• **Dataset rows for apps and sites**
──────────

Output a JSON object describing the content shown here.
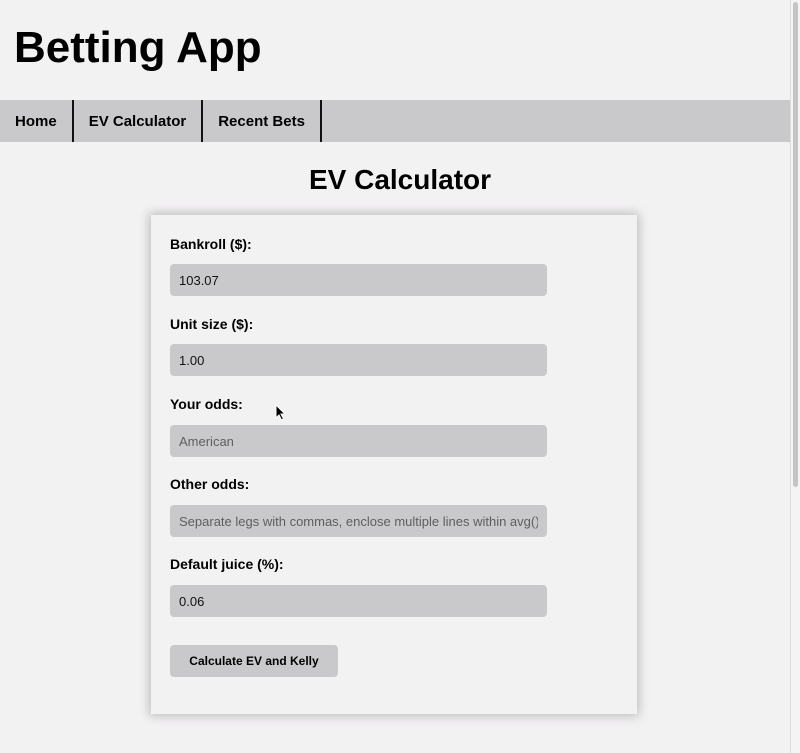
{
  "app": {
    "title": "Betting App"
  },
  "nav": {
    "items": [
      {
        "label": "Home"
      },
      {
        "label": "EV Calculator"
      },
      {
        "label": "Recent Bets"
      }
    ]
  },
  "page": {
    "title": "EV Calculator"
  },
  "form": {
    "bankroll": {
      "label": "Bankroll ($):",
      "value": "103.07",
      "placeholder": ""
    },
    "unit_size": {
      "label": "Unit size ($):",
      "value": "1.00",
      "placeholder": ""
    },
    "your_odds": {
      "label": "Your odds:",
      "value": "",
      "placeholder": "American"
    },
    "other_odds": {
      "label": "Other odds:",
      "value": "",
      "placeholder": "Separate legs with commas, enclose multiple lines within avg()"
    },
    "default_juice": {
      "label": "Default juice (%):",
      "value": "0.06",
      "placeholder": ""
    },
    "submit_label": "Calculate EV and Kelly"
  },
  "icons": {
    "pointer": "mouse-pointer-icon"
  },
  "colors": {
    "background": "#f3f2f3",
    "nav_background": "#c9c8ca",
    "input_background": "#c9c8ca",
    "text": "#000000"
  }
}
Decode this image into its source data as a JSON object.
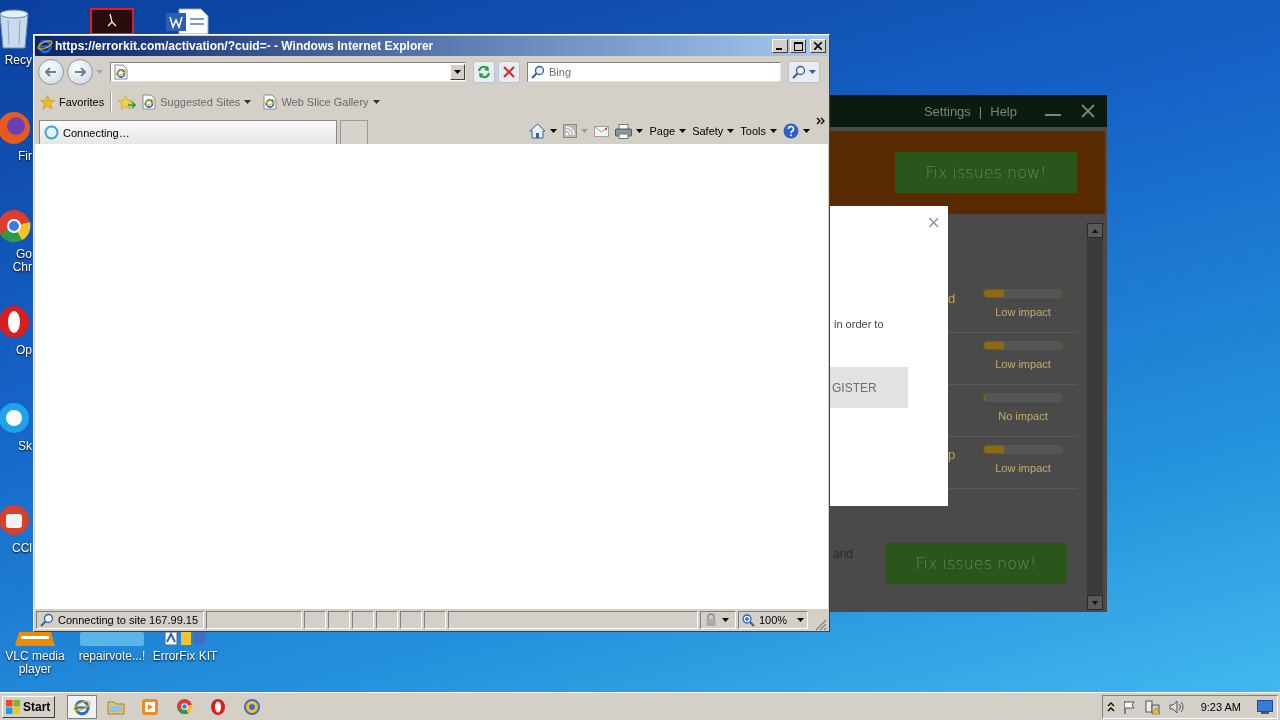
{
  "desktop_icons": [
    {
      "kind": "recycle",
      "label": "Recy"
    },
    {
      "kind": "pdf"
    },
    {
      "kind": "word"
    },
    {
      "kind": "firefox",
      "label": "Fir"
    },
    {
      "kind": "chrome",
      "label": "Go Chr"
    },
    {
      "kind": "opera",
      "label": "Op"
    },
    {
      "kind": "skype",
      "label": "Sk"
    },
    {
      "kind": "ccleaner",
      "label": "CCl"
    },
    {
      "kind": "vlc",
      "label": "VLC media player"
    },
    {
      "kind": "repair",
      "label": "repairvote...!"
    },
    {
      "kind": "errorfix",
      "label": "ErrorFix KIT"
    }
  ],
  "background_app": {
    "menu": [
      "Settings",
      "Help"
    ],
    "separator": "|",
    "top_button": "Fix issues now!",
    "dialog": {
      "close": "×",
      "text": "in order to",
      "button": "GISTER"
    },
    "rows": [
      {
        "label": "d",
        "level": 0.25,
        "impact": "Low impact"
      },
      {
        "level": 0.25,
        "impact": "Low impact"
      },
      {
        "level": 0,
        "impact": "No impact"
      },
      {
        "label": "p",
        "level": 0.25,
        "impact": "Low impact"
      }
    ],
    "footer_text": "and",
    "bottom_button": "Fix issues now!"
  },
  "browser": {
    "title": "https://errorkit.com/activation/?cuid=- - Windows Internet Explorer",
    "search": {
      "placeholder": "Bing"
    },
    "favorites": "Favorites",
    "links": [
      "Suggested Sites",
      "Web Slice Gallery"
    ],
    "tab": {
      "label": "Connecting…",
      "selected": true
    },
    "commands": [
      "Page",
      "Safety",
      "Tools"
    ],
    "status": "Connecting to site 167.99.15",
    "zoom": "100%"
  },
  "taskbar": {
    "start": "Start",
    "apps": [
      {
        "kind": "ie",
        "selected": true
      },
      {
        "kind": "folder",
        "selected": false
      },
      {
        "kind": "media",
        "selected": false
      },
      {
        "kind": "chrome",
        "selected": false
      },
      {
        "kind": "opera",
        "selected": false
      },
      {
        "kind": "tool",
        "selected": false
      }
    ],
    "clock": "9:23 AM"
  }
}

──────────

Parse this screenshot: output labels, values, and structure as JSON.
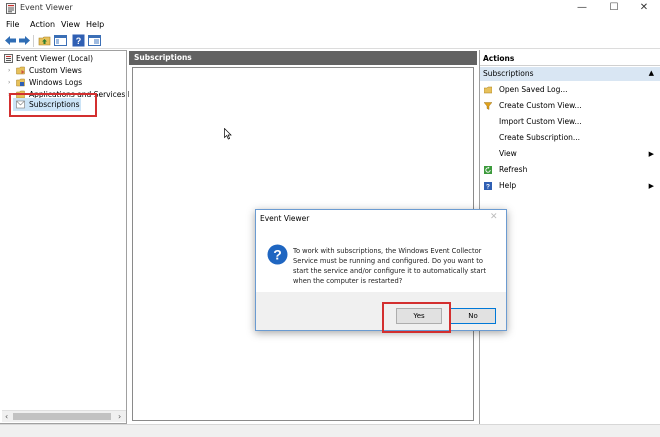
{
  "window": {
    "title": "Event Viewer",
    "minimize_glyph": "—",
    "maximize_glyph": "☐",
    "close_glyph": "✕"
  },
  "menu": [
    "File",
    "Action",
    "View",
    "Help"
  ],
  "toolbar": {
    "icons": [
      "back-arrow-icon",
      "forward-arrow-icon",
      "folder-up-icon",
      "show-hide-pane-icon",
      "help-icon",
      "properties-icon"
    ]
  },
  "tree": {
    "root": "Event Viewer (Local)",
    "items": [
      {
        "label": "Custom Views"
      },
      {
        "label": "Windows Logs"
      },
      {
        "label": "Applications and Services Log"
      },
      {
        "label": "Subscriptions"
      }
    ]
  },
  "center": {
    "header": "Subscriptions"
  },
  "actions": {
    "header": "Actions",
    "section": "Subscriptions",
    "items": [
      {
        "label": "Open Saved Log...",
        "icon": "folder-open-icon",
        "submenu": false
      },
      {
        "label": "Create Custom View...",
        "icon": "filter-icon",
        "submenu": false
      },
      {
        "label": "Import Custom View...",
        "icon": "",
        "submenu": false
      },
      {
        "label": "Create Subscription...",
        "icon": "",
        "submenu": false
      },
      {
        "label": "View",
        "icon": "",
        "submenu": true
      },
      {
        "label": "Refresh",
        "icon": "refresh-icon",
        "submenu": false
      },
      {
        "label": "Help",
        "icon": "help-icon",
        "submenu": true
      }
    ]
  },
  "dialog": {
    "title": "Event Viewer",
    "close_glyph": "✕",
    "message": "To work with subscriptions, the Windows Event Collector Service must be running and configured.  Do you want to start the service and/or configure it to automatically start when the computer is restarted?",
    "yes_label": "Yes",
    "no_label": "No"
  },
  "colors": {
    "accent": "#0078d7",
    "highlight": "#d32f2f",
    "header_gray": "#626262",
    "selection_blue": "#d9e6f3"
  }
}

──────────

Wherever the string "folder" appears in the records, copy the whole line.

• **Answer to the exercise**
        "kind": "folder",
      "folder-up-icon",
        "icon": "folder-open-icon",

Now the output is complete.